Archaeologists working on the site have discovered remains relating to both the medieval and Roman gateways, which were previously unknown.

The early 19th century access steps leading up to the city walls were showing clear signs of structural instability and urgent repairs were needed.

The project is the result of detailed discussions between engineers at Cheshire West and Chester Council and their team of specialist advisers and contractors.

During the controlled removal of the steps, archaeologists have been monitoring and recording the work and below the footprint of the steps interesting archaeological remains have been exposed.

The area of the North Gate has a complex history and archaeologically is a very sensitive location. On the spot once stood a main gateway (Porta Decumana) to the Roman fortress. The subsequent medieval North Gate also housed a gaol, but this was demolished in 1808 and replaced with the current neo-classical structure in the early 19th century.

Archaeologists have discovered massive stone foundations, thought to represent the remains of a Roman gate tower — one of a pair — that once flanked the northern entrance to the Roman fortress. There is also evidence to suggest that 1st-century AD timber gates and towers preceded the stone towers.

Evidence suggests that the Roman foundations that ran back at right angles from the current line of the city walls, were chopped through, recycled and incorporated into later fabric of the walls, possibly during the early 19th century. However several courses of Roman gate tower masonry were left untouched, sealed beneath the current steps — until now.

Chester gateway

Little is known about the four gates that were placed in each side of the Roman fortress, and any surviving evidence is considered vitally important for our understanding of this site.

The foundations for the new steps will be designed to leave the important archaeological remains undisturbed. Indeed, imaginative ways of displaying the Roman tower remains beneath the new structure are currently being explored.

To the west of the steps a chamber, which was discovered within the wall, was also found to be all that remained of a pair of cottages built up against the inner face of the wall in the 18th century.

Current dismantling work has revealed evidence to show this section of the wall may also be moving. Further investigation will now take place to determine how best to halt the movement and repair the wall.

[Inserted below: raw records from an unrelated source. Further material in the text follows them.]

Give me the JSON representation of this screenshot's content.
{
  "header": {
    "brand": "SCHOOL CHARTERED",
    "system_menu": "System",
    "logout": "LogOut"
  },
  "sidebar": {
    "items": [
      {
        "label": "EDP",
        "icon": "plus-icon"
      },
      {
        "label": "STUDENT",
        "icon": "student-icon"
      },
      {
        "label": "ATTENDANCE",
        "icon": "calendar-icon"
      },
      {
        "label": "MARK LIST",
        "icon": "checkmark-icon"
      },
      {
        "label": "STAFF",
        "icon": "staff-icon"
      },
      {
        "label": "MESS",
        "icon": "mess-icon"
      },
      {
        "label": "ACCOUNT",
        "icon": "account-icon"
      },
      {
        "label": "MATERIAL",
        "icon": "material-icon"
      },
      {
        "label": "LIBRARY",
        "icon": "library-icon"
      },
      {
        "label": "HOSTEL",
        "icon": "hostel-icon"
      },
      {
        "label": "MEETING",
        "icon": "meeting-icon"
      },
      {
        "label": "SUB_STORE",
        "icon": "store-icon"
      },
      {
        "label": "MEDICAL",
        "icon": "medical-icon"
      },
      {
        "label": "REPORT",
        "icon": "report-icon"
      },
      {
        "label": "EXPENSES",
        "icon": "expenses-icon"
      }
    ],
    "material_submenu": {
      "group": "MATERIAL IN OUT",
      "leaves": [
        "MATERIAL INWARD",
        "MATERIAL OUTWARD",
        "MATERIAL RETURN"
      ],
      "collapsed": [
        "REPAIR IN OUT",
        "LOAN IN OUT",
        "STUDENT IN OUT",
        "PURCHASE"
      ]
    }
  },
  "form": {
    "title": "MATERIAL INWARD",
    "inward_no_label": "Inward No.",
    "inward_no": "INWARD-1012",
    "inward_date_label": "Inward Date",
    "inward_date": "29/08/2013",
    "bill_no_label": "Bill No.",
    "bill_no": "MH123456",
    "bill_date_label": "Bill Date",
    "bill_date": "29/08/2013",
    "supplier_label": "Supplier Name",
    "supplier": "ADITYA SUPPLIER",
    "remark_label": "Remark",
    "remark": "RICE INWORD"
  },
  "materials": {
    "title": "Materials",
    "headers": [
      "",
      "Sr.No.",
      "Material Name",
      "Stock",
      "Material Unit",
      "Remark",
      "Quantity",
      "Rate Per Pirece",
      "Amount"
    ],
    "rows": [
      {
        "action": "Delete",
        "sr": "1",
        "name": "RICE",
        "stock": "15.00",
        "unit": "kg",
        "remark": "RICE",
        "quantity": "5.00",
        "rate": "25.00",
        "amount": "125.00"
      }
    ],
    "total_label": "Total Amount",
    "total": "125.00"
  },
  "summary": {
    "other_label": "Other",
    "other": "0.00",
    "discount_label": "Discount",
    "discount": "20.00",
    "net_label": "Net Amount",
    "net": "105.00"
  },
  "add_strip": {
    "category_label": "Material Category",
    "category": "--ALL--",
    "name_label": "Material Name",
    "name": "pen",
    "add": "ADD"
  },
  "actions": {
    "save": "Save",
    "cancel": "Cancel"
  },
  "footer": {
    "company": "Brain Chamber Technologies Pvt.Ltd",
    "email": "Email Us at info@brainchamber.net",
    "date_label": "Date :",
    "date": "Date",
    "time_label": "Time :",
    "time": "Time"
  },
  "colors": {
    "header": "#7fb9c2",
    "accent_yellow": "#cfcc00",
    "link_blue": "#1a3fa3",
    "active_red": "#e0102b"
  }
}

This section of the walls will remain closed to the public until it is secured.

As a Scheduled Monument all alterations and repair work at North Gate are being carried out under the guidance of Historic England.